*** Opening of Records to process ***
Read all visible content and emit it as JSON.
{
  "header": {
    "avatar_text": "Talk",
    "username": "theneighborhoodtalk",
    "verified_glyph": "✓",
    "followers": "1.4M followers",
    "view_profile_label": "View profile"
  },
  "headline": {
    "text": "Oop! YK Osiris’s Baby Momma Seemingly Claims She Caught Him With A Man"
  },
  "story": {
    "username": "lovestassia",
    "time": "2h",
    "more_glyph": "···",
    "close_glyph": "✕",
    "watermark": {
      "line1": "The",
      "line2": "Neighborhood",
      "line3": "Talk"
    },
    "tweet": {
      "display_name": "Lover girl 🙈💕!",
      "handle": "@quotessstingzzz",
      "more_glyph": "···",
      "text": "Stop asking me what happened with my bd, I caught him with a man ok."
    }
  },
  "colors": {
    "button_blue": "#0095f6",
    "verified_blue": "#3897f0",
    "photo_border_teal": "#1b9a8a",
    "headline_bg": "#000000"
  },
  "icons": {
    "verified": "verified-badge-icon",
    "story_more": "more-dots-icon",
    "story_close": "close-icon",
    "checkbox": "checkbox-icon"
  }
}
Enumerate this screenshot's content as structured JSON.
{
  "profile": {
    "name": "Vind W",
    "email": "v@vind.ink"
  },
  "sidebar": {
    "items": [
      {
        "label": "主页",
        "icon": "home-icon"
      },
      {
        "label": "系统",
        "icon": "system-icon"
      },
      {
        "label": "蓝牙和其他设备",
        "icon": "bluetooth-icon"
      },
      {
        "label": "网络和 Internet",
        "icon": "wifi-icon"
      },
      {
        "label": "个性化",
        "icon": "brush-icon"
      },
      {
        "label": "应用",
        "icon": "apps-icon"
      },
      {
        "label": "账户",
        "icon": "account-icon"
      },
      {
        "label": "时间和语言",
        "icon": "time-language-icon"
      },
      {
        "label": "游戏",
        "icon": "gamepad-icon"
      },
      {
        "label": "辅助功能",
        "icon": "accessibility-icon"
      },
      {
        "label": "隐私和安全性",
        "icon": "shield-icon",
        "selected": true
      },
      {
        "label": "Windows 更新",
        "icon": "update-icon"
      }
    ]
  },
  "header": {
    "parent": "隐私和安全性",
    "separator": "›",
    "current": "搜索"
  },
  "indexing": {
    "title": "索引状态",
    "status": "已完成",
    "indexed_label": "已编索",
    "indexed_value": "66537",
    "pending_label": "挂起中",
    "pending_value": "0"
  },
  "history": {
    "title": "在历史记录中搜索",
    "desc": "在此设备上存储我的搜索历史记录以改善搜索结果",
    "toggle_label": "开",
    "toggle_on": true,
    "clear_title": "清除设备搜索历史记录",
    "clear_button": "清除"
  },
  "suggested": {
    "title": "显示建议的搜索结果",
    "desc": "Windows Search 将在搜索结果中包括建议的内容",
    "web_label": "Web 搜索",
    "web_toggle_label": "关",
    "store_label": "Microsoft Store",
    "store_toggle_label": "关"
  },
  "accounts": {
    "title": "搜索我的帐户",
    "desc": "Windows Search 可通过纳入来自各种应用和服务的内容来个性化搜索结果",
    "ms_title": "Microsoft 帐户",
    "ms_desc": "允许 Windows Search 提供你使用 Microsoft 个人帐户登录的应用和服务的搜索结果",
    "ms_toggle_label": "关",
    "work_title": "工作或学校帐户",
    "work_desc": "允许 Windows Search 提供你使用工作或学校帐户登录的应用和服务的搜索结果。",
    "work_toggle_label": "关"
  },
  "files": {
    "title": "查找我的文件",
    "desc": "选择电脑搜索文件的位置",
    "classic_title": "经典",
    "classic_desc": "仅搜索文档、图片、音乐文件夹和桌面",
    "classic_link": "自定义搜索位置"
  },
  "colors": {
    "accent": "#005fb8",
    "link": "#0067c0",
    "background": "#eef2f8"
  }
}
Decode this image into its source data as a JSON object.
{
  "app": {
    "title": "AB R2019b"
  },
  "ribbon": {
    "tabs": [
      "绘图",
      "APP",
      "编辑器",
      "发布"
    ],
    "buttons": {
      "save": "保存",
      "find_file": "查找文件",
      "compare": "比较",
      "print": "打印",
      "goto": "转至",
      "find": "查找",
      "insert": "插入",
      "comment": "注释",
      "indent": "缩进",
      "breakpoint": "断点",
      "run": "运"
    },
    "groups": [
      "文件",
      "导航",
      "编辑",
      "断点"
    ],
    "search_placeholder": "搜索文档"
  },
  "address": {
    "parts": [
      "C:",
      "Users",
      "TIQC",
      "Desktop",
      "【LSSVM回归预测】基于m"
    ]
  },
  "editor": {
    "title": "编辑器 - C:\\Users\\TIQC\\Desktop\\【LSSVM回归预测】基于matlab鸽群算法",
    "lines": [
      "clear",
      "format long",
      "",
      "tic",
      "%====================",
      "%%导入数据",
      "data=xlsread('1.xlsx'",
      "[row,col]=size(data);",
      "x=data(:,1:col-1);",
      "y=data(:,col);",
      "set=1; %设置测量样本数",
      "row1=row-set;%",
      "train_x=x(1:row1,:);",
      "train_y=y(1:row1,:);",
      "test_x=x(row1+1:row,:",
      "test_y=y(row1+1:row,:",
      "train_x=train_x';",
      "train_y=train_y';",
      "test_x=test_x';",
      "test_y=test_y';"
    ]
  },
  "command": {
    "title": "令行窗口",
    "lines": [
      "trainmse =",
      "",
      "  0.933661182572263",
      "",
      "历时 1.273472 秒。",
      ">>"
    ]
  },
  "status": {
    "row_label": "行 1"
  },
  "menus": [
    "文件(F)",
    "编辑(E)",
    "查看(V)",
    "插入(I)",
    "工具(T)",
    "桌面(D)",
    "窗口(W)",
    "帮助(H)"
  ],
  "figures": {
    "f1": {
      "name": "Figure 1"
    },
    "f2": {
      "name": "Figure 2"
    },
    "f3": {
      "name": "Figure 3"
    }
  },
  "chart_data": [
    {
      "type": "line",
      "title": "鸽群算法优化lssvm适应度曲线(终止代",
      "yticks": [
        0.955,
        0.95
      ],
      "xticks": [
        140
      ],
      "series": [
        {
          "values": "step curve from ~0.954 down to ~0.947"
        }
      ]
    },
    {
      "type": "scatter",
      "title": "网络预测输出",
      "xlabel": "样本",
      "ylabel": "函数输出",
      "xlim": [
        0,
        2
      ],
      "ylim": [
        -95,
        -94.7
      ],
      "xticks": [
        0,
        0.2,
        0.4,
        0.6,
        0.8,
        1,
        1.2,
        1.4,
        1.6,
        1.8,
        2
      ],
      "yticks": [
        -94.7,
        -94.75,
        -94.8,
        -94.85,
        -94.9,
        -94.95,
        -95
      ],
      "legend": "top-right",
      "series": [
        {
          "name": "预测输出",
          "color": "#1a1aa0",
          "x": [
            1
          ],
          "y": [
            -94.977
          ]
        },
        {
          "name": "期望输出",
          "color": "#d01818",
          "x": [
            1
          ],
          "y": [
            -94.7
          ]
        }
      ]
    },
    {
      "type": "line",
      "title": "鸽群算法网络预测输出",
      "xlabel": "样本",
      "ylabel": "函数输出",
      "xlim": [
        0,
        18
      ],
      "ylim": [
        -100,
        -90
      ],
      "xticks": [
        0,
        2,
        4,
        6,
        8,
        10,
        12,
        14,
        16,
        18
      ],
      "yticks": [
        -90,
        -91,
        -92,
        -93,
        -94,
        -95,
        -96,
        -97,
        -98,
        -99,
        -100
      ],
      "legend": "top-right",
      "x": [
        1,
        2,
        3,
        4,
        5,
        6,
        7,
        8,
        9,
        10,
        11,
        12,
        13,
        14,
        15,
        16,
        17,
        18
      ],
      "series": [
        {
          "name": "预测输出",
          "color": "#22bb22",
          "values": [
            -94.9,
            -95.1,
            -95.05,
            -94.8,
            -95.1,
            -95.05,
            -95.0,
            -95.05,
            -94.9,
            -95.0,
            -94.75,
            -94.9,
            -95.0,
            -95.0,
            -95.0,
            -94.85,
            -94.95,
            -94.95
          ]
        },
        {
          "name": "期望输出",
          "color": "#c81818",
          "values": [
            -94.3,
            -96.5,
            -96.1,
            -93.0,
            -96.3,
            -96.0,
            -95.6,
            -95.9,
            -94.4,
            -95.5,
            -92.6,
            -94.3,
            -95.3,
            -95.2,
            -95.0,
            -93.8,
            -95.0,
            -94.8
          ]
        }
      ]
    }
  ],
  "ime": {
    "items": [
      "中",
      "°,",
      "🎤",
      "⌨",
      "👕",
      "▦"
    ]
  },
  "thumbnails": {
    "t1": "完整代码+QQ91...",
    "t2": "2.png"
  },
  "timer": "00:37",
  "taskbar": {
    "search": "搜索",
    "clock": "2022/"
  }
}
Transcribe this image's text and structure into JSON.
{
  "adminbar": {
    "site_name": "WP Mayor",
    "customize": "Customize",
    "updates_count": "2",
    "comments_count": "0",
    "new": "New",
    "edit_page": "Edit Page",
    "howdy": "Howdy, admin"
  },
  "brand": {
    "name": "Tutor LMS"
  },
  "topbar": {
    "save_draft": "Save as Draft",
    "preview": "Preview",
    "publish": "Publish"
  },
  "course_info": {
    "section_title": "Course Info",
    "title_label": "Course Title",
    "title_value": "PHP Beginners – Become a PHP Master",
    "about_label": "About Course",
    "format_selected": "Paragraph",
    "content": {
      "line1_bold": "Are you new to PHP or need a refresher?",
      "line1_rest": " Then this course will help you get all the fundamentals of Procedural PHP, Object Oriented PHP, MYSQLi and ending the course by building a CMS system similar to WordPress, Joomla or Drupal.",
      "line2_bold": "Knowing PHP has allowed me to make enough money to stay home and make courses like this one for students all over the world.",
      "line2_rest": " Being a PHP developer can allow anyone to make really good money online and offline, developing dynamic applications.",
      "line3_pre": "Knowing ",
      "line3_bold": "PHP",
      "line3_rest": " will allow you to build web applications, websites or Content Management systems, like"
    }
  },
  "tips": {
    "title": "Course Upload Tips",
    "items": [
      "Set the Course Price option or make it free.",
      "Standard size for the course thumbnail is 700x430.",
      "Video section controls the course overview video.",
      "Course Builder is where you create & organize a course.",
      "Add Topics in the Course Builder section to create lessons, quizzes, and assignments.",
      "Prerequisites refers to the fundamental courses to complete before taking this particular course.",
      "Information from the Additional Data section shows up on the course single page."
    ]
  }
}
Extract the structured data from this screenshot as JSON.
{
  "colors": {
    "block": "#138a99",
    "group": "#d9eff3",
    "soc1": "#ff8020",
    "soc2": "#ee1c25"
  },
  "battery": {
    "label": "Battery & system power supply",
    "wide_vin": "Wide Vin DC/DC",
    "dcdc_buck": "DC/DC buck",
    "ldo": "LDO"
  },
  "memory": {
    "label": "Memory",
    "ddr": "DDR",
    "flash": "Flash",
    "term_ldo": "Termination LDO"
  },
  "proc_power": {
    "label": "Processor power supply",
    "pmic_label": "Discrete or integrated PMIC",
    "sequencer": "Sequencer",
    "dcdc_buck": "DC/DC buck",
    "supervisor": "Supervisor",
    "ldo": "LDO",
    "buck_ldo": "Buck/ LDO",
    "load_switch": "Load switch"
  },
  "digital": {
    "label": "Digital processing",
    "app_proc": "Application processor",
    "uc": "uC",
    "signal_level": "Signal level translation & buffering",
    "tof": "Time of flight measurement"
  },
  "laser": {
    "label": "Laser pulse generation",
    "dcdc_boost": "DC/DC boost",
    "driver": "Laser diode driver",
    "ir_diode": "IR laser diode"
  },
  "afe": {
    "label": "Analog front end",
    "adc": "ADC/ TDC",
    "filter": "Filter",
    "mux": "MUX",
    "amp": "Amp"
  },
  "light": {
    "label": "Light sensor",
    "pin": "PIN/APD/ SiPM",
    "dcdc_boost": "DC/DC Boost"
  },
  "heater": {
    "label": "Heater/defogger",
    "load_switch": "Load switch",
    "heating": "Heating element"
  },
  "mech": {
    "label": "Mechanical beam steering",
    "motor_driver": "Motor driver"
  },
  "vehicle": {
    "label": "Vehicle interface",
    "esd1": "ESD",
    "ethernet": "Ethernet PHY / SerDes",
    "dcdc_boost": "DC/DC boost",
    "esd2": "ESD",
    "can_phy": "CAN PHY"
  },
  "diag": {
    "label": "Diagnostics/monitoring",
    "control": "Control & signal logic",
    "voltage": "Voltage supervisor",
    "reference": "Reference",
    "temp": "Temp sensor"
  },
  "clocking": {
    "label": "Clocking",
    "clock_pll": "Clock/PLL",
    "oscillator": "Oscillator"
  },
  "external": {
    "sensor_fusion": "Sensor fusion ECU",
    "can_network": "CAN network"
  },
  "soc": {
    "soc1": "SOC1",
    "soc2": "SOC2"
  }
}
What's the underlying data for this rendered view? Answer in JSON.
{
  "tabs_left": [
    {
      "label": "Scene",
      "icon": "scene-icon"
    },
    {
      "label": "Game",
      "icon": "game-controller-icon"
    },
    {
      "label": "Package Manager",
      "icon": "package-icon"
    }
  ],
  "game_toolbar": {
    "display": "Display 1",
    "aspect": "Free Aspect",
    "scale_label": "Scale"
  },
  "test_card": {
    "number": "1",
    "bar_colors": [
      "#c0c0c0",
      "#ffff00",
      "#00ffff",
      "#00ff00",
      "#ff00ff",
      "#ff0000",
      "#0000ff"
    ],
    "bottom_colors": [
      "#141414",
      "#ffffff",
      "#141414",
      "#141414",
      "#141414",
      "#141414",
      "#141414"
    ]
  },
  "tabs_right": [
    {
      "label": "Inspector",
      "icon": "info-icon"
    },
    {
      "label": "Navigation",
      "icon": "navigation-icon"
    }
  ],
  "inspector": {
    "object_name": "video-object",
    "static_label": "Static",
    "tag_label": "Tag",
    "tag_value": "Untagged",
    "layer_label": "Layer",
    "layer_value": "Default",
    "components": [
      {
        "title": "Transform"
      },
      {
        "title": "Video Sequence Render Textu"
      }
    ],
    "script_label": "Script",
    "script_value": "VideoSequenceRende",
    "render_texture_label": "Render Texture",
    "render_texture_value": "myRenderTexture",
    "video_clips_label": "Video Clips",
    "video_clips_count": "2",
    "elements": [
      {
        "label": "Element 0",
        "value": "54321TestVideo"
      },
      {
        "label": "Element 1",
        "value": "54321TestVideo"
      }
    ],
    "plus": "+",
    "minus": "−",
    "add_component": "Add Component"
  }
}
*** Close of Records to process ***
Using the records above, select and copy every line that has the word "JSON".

## Answer to this task:
Read all visible content and emit it as JSON.
Enumerate this screenshot's content as structured JSON.
Decode this image into its source data as a JSON object.
Transcribe this image's text and structure into JSON.
Extract the structured data from this screenshot as JSON.
What's the underlying data for this rendered view? Answer in JSON.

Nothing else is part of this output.